(Entries from a dataset of interfaces)
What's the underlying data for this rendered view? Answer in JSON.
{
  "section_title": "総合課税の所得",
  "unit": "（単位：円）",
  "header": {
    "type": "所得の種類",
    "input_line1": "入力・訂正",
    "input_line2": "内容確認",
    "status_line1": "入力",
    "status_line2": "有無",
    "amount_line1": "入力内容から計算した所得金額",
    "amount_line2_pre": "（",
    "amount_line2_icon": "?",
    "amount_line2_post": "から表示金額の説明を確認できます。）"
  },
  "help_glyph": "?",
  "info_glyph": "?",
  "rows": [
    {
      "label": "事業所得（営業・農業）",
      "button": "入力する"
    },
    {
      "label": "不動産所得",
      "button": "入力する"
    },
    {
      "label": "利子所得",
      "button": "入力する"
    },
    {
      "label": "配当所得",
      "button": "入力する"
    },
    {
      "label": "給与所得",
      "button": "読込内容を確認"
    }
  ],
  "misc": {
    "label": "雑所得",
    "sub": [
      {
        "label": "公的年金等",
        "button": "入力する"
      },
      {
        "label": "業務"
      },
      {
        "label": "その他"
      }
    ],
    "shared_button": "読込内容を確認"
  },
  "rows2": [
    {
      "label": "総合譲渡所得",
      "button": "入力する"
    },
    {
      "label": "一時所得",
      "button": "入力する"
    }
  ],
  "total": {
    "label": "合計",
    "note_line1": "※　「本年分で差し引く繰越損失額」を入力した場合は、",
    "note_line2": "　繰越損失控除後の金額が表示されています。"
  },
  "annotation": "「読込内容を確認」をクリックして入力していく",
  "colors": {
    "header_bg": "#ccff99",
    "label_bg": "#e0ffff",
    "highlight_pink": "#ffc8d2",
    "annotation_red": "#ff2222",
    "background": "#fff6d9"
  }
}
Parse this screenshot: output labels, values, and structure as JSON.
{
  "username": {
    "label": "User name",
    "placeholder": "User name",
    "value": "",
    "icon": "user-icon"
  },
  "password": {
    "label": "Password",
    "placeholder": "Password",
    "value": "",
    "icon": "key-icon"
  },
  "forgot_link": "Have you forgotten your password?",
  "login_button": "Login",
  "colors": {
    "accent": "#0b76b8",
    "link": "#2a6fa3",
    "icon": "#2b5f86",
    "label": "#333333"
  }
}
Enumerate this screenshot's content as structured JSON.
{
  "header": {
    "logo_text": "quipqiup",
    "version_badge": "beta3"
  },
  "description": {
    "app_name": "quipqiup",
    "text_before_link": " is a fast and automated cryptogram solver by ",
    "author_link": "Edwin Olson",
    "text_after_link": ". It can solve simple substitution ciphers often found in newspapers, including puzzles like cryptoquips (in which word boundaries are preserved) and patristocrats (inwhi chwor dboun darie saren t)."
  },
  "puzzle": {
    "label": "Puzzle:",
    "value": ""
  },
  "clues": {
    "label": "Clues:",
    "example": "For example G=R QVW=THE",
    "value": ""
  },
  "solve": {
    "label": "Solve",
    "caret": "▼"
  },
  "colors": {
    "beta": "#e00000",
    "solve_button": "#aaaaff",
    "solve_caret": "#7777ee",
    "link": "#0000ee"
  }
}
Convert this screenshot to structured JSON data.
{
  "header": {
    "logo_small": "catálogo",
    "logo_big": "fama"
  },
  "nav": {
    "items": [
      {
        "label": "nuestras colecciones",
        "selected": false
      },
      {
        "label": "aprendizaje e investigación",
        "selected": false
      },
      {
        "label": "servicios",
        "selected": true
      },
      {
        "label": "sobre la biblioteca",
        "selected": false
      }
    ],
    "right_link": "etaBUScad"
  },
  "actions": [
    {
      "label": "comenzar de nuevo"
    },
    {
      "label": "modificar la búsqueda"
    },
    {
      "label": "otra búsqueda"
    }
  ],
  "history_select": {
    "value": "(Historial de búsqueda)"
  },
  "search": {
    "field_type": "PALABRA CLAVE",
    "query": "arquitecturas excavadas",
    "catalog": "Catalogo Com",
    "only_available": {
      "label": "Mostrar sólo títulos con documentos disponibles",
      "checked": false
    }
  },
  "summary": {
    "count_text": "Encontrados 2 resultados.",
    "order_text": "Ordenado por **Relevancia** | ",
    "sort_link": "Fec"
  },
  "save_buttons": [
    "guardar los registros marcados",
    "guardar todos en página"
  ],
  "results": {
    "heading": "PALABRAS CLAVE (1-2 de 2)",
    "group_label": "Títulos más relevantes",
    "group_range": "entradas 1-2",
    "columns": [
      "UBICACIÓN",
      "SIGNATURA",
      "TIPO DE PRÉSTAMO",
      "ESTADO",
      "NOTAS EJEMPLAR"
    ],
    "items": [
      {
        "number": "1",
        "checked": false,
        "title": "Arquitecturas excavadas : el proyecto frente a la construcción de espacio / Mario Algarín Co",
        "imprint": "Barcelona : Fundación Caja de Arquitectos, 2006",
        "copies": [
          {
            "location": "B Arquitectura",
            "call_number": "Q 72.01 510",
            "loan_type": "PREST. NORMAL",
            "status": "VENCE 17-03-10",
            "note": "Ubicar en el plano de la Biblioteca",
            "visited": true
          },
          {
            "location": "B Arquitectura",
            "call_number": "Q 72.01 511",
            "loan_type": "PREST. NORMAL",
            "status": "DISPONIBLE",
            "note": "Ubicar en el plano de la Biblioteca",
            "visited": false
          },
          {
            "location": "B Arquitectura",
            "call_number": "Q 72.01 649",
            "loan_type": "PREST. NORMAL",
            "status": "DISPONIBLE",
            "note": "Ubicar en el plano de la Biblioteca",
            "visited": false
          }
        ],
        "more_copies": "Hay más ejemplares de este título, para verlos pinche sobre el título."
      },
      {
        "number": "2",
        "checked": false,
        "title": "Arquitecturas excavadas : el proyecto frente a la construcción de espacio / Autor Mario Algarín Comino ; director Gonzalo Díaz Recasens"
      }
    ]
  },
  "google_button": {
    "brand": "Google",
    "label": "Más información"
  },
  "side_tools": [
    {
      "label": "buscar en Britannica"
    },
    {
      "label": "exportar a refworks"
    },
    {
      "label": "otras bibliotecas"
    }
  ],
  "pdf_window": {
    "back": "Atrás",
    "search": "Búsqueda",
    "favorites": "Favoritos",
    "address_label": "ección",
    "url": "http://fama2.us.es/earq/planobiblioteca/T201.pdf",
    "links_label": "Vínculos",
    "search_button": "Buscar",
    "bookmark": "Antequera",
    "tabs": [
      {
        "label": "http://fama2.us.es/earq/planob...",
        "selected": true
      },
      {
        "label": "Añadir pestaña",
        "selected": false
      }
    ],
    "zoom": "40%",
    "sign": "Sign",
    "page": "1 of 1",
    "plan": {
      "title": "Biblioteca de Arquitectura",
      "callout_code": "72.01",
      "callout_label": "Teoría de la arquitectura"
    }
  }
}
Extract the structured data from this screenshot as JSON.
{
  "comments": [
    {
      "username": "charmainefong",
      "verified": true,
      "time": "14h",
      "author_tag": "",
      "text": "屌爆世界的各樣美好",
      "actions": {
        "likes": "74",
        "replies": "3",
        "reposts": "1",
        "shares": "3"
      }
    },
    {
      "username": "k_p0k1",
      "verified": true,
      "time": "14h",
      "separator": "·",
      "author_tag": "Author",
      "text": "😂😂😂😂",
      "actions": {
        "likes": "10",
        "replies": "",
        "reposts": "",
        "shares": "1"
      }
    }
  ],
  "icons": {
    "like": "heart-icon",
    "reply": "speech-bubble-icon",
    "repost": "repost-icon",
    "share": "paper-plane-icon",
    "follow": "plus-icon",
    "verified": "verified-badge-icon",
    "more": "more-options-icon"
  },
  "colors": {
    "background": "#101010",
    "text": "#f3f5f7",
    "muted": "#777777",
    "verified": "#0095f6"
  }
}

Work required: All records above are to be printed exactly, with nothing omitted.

Written answer:
What's the underlying data for this rendered view? Answer in JSON.
{
  "section_title": "総合課税の所得",
  "unit": "（単位：円）",
  "header": {
    "type": "所得の種類",
    "input_line1": "入力・訂正",
    "input_line2": "内容確認",
    "status_line1": "入力",
    "status_line2": "有無",
    "amount_line1": "入力内容から計算した所得金額",
    "amount_line2_pre": "（",
    "amount_line2_icon": "?",
    "amount_line2_post": "から表示金額の説明を確認できます。）"
  },
  "help_glyph": "?",
  "info_glyph": "?",
  "rows": [
    {
      "label": "事業所得（営業・農業）",
      "button": "入力する"
    },
    {
      "label": "不動産所得",
      "button": "入力する"
    },
    {
      "label": "利子所得",
      "button": "入力する"
    },
    {
      "label": "配当所得",
      "button": "入力する"
    },
    {
      "label": "給与所得",
      "button": "読込内容を確認"
    }
  ],
  "misc": {
    "label": "雑所得",
    "sub": [
      {
        "label": "公的年金等",
        "button": "入力する"
      },
      {
        "label": "業務"
      },
      {
        "label": "その他"
      }
    ],
    "shared_button": "読込内容を確認"
  },
  "rows2": [
    {
      "label": "総合譲渡所得",
      "button": "入力する"
    },
    {
      "label": "一時所得",
      "button": "入力する"
    }
  ],
  "total": {
    "label": "合計",
    "note_line1": "※　「本年分で差し引く繰越損失額」を入力した場合は、",
    "note_line2": "　繰越損失控除後の金額が表示されています。"
  },
  "annotation": "「読込内容を確認」をクリックして入力していく",
  "colors": {
    "header_bg": "#ccff99",
    "label_bg": "#e0ffff",
    "highlight_pink": "#ffc8d2",
    "annotation_red": "#ff2222",
    "background": "#fff6d9"
  }
}
Parse this screenshot: output labels, values, and structure as JSON.
{
  "username": {
    "label": "User name",
    "placeholder": "User name",
    "value": "",
    "icon": "user-icon"
  },
  "password": {
    "label": "Password",
    "placeholder": "Password",
    "value": "",
    "icon": "key-icon"
  },
  "forgot_link": "Have you forgotten your password?",
  "login_button": "Login",
  "colors": {
    "accent": "#0b76b8",
    "link": "#2a6fa3",
    "icon": "#2b5f86",
    "label": "#333333"
  }
}
Enumerate this screenshot's content as structured JSON.
{
  "header": {
    "logo_text": "quipqiup",
    "version_badge": "beta3"
  },
  "description": {
    "app_name": "quipqiup",
    "text_before_link": " is a fast and automated cryptogram solver by ",
    "author_link": "Edwin Olson",
    "text_after_link": ". It can solve simple substitution ciphers often found in newspapers, including puzzles like cryptoquips (in which word boundaries are preserved) and patristocrats (inwhi chwor dboun darie saren t)."
  },
  "puzzle": {
    "label": "Puzzle:",
    "value": ""
  },
  "clues": {
    "label": "Clues:",
    "example": "For example G=R QVW=THE",
    "value": ""
  },
  "solve": {
    "label": "Solve",
    "caret": "▼"
  },
  "colors": {
    "beta": "#e00000",
    "solve_button": "#aaaaff",
    "solve_caret": "#7777ee",
    "link": "#0000ee"
  }
}
Convert this screenshot to structured JSON data.
{
  "header": {
    "logo_small": "catálogo",
    "logo_big": "fama"
  },
  "nav": {
    "items": [
      {
        "label": "nuestras colecciones",
        "selected": false
      },
      {
        "label": "aprendizaje e investigación",
        "selected": false
      },
      {
        "label": "servicios",
        "selected": true
      },
      {
        "label": "sobre la biblioteca",
        "selected": false
      }
    ],
    "right_link": "etaBUScad"
  },
  "actions": [
    {
      "label": "comenzar de nuevo"
    },
    {
      "label": "modificar la búsqueda"
    },
    {
      "label": "otra búsqueda"
    }
  ],
  "history_select": {
    "value": "(Historial de búsqueda)"
  },
  "search": {
    "field_type": "PALABRA CLAVE",
    "query": "arquitecturas excavadas",
    "catalog": "Catalogo Com",
    "only_available": {
      "label": "Mostrar sólo títulos con documentos disponibles",
      "checked": false
    }
  },
  "summary": {
    "count_text": "Encontrados 2 resultados.",
    "order_text": "Ordenado por **Relevancia** | ",
    "sort_link": "Fec"
  },
  "save_buttons": [
    "guardar los registros marcados",
    "guardar todos en página"
  ],
  "results": {
    "heading": "PALABRAS CLAVE (1-2 de 2)",
    "group_label": "Títulos más relevantes",
    "group_range": "entradas 1-2",
    "columns": [
      "UBICACIÓN",
      "SIGNATURA",
      "TIPO DE PRÉSTAMO",
      "ESTADO",
      "NOTAS EJEMPLAR"
    ],
    "items": [
      {
        "number": "1",
        "checked": false,
        "title": "Arquitecturas excavadas : el proyecto frente a la construcción de espacio / Mario Algarín Co",
        "imprint": "Barcelona : Fundación Caja de Arquitectos, 2006",
        "copies": [
          {
            "location": "B Arquitectura",
            "call_number": "Q 72.01 510",
            "loan_type": "PREST. NORMAL",
            "status": "VENCE 17-03-10",
            "note": "Ubicar en el plano de la Biblioteca",
            "visited": true
          },
          {
            "location": "B Arquitectura",
            "call_number": "Q 72.01 511",
            "loan_type": "PREST. NORMAL",
            "status": "DISPONIBLE",
            "note": "Ubicar en el plano de la Biblioteca",
            "visited": false
          },
          {
            "location": "B Arquitectura",
            "call_number": "Q 72.01 649",
            "loan_type": "PREST. NORMAL",
            "status": "DISPONIBLE",
            "note": "Ubicar en el plano de la Biblioteca",
            "visited": false
          }
        ],
        "more_copies": "Hay más ejemplares de este título, para verlos pinche sobre el título."
      },
      {
        "number": "2",
        "checked": false,
        "title": "Arquitecturas excavadas : el proyecto frente a la construcción de espacio / Autor Mario Algarín Comino ; director Gonzalo Díaz Recasens"
      }
    ]
  },
  "google_button": {
    "brand": "Google",
    "label": "Más información"
  },
  "side_tools": [
    {
      "label": "buscar en Britannica"
    },
    {
      "label": "exportar a refworks"
    },
    {
      "label": "otras bibliotecas"
    }
  ],
  "pdf_window": {
    "back": "Atrás",
    "search": "Búsqueda",
    "favorites": "Favoritos",
    "address_label": "ección",
    "url": "http://fama2.us.es/earq/planobiblioteca/T201.pdf",
    "links_label": "Vínculos",
    "search_button": "Buscar",
    "bookmark": "Antequera",
    "tabs": [
      {
        "label": "http://fama2.us.es/earq/planob...",
        "selected": true
      },
      {
        "label": "Añadir pestaña",
        "selected": false
      }
    ],
    "zoom": "40%",
    "sign": "Sign",
    "page": "1 of 1",
    "plan": {
      "title": "Biblioteca de Arquitectura",
      "callout_code": "72.01",
      "callout_label": "Teoría de la arquitectura"
    }
  }
}
Extract the structured data from this screenshot as JSON.
{
  "comments": [
    {
      "username": "charmainefong",
      "verified": true,
      "time": "14h",
      "author_tag": "",
      "text": "屌爆世界的各樣美好",
      "actions": {
        "likes": "74",
        "replies": "3",
        "reposts": "1",
        "shares": "3"
      }
    },
    {
      "username": "k_p0k1",
      "verified": true,
      "time": "14h",
      "separator": "·",
      "author_tag": "Author",
      "text": "😂😂😂😂",
      "actions": {
        "likes": "10",
        "replies": "",
        "reposts": "",
        "shares": "1"
      }
    }
  ],
  "icons": {
    "like": "heart-icon",
    "reply": "speech-bubble-icon",
    "repost": "repost-icon",
    "share": "paper-plane-icon",
    "follow": "plus-icon",
    "verified": "verified-badge-icon",
    "more": "more-options-icon"
  },
  "colors": {
    "background": "#101010",
    "text": "#f3f5f7",
    "muted": "#777777",
    "verified": "#0095f6"
  }
}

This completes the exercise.